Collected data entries

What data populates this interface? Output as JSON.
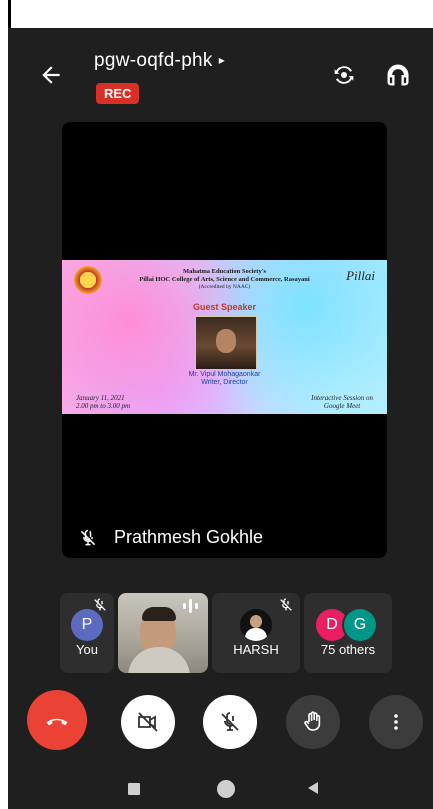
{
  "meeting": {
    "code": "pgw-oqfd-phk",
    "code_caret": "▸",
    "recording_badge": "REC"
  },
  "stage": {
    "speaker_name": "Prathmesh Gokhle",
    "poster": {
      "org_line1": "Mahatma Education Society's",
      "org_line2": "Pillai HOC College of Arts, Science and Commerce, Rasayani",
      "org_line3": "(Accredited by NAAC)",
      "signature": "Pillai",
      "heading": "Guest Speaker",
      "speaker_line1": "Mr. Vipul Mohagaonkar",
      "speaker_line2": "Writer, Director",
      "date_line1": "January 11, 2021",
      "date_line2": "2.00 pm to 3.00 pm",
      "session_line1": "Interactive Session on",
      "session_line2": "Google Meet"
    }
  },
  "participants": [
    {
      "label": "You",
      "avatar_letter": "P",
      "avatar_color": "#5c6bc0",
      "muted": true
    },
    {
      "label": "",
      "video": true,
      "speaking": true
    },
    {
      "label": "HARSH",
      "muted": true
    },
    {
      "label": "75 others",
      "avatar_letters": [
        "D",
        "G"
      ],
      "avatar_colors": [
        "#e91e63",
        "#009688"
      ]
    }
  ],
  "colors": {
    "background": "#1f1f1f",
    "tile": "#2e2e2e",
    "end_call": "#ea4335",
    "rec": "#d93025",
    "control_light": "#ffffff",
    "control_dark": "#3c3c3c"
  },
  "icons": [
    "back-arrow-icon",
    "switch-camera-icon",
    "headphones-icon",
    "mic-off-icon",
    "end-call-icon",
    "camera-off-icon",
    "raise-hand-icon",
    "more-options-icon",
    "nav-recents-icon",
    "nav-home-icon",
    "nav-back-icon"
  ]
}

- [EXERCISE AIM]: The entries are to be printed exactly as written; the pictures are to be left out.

- [COMPLETED EXERCISE]:
What data populates this interface? Output as JSON.
{
  "meeting": {
    "code": "pgw-oqfd-phk",
    "code_caret": "▸",
    "recording_badge": "REC"
  },
  "stage": {
    "speaker_name": "Prathmesh Gokhle",
    "poster": {
      "org_line1": "Mahatma Education Society's",
      "org_line2": "Pillai HOC College of Arts, Science and Commerce, Rasayani",
      "org_line3": "(Accredited by NAAC)",
      "signature": "Pillai",
      "heading": "Guest Speaker",
      "speaker_line1": "Mr. Vipul Mohagaonkar",
      "speaker_line2": "Writer, Director",
      "date_line1": "January 11, 2021",
      "date_line2": "2.00 pm to 3.00 pm",
      "session_line1": "Interactive Session on",
      "session_line2": "Google Meet"
    }
  },
  "participants": [
    {
      "label": "You",
      "avatar_letter": "P",
      "avatar_color": "#5c6bc0",
      "muted": true
    },
    {
      "label": "",
      "video": true,
      "speaking": true
    },
    {
      "label": "HARSH",
      "muted": true
    },
    {
      "label": "75 others",
      "avatar_letters": [
        "D",
        "G"
      ],
      "avatar_colors": [
        "#e91e63",
        "#009688"
      ]
    }
  ],
  "colors": {
    "background": "#1f1f1f",
    "tile": "#2e2e2e",
    "end_call": "#ea4335",
    "rec": "#d93025",
    "control_light": "#ffffff",
    "control_dark": "#3c3c3c"
  },
  "icons": [
    "back-arrow-icon",
    "switch-camera-icon",
    "headphones-icon",
    "mic-off-icon",
    "end-call-icon",
    "camera-off-icon",
    "raise-hand-icon",
    "more-options-icon",
    "nav-recents-icon",
    "nav-home-icon",
    "nav-back-icon"
  ]
}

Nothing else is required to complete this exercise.